**EXERCISE MATERIAL**
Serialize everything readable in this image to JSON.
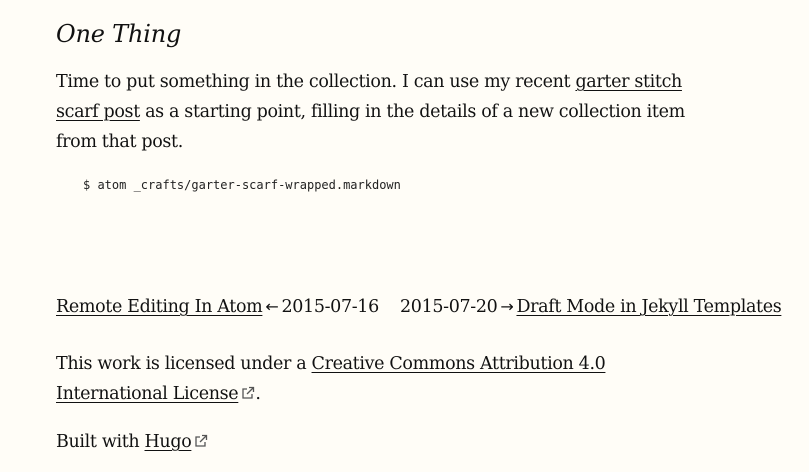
{
  "post": {
    "heading": "One Thing",
    "intro_before": "Time to put something in the collection. I can use my recent ",
    "intro_link": "garter stitch scarf post",
    "intro_after": " as a starting point, filling in the details of a new collection item from that post.",
    "code": "$ atom _crafts/garter-scarf-wrapped.markdown"
  },
  "nav": {
    "prev_title": "Remote Editing In Atom",
    "prev_arrow": "←",
    "prev_date": "2015-07-16",
    "next_date": "2015-07-20",
    "next_arrow": "→",
    "next_title": "Draft Mode in Jekyll Templates"
  },
  "footer": {
    "license_before": "This work is licensed under a ",
    "license_link": "Creative Commons Attribution 4.0 International License",
    "license_after": ".",
    "built_before": "Built with ",
    "built_link": "Hugo",
    "external_icon": "external-link-icon"
  }
}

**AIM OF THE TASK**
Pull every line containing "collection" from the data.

**RESPONSE TO THIS EXERCISE**
    "intro_before": "Time to put something in the collection. I can use my recent ",
    "intro_after": " as a starting point, filling in the details of a new collection item from that post.",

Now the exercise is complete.